Simon Watkins has positions in Bp P.l.c. The Motley Fool UK has no position in any of the shares mentioned. Views expressed on the companies mentioned in this article are those of the writer and therefore may differ from the official recommendations we make in our subscription services such as Share Advisor, Hidden Winners and Pro. Here at The Motley Fool we believe that considering a diverse range of insights makes us better investors.

More on Investing Articles

Investing Articles

17% of my Stocks and Shares ISA is invested in these 2 UK shares

Stephen Wright looks to focus on investments in companies that have strong competitive advantages. And two UK shares stand out…

Read more »

Investing Articles

Here’s how much income I’d get if I invested my entire £20k ISA into Lloyds shares

Harvey Jones bought Lloyds shares last year and is kicking himself for failing to buy even more of them. The…

Read more »

Smiling white woman holding iPhone with Airpods in ear
Investing Articles

Apple is still my favourite company in the S&P 500, here’s why

Apple recently unveiled a lot of new software at a developer conference. Here's why the tech giant is still my…

Read more »

Investing Articles

5 great value UK companies I’d buy in a Stocks and Shares ISA and aim to hold for decades 

Harvey Jones is getting to work on his Stocks and Shares ISA. He thinks these five firms have solid income…

Read more »

Value Shares

Are GSK shares a bargain after falling 11%?

GSK shares have taken a hit in recent weeks due to Zantac uncertainty. Here, Edward Sheldon looks at whether they’re…

Read more »

Investing Articles

Nearing £5, could the Rolls-Royce share price hit £6?

The Rolls-Royce share price has soared in the past year. Our writer thinks there could be a strong runway ahead…

Read more »

Warren Buffett at a Berkshire Hathaway AGM
Investing Articles

Here’s how I’d aim to build wealth the same way as Warren Buffett

Christopher Ruane looks at some of the principles used by billionaire investor Warren Buffett and explains why he also uses…

Read more »

Middle-aged white man wearing glasses, staring into space over the top of his laptop in a coffee shop
Dividend Shares

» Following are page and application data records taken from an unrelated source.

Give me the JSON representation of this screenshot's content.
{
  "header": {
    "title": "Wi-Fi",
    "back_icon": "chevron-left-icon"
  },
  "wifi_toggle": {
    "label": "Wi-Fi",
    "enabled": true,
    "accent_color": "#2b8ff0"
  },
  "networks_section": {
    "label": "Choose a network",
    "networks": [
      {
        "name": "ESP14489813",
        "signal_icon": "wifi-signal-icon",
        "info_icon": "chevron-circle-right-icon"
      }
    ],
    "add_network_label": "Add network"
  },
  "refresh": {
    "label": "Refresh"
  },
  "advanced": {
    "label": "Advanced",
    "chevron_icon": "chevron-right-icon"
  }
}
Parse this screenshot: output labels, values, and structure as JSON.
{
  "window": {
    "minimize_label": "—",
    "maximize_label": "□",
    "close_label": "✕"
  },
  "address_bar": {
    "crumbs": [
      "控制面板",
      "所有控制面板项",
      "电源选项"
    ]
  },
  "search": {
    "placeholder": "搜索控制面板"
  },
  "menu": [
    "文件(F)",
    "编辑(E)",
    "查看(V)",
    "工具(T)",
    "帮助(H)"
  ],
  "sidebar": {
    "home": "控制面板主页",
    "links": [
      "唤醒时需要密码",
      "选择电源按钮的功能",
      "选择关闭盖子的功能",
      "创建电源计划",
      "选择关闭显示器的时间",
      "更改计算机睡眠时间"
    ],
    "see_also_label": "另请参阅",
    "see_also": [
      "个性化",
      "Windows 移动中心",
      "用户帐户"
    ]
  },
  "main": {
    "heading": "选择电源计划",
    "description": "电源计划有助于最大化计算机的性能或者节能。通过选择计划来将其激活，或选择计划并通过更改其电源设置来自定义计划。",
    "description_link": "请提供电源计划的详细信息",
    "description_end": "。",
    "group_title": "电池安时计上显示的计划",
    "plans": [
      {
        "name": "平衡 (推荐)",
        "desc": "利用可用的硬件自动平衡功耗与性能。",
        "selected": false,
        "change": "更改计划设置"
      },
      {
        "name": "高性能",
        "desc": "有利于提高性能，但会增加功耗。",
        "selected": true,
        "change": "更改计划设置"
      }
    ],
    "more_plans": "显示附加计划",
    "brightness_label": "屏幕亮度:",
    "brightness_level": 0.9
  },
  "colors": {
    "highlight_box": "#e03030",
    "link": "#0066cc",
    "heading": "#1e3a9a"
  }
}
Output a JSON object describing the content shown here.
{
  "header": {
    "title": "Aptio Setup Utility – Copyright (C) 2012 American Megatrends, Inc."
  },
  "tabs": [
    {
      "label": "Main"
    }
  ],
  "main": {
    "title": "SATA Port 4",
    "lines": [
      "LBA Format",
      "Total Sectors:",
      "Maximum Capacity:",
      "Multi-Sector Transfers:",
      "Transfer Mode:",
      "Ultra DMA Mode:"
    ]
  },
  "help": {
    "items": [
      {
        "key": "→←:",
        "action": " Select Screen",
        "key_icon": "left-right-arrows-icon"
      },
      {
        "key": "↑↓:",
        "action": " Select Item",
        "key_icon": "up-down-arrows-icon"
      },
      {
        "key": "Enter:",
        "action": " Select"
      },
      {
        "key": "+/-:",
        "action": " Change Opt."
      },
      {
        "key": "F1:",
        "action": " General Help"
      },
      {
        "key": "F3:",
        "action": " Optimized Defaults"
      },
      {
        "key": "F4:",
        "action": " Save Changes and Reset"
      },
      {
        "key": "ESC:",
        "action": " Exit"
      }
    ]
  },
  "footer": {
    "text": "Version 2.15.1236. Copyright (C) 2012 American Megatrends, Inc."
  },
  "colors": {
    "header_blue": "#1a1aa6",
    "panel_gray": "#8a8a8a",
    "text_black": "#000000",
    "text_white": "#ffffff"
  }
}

Here’s my 2024/25 dividend forecast for National Grid shares after their recent 17% plunge

National Grid shares could still be a good choice for income, even after the recent seven-for-24 rights issue, says Edward…

Read more »